◆ **Directions for this task**
Across the entries, count the lines that include "shipping" and report only that number.

Stored dataset items:
- - - - - - -

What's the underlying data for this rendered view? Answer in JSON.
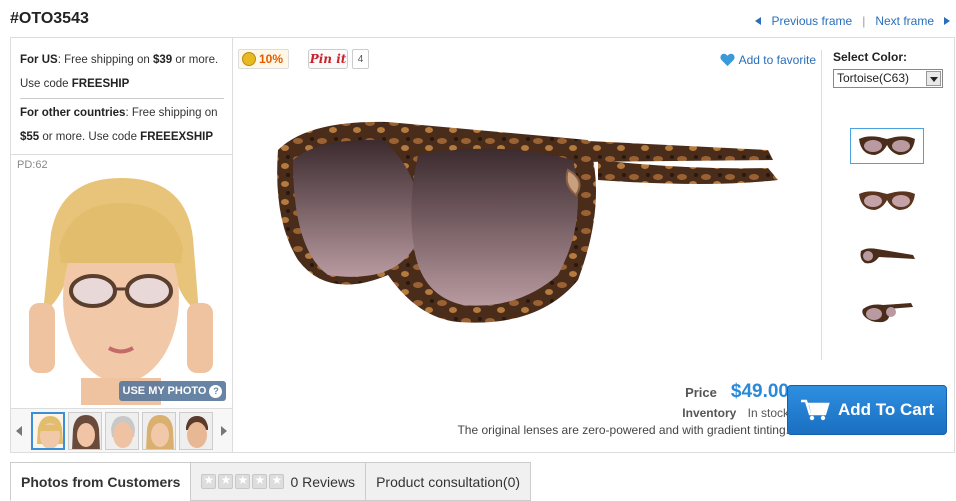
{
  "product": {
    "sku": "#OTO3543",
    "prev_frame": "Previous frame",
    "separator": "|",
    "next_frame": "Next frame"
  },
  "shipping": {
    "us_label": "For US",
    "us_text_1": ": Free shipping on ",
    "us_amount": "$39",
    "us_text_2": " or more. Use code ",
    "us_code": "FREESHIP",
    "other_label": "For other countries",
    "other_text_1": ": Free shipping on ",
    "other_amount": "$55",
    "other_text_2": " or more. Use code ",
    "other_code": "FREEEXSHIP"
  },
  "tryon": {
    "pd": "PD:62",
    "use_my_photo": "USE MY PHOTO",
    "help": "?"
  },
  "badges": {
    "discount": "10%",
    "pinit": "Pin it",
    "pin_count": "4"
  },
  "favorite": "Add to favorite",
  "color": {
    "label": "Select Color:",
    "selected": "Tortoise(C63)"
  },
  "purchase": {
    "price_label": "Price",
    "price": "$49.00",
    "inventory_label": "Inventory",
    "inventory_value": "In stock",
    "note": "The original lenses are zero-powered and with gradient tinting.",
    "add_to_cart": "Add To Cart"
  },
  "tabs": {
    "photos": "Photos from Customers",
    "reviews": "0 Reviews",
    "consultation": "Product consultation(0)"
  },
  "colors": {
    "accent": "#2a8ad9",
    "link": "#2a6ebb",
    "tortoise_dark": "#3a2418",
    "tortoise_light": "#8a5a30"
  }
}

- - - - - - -

◆ **Response**
3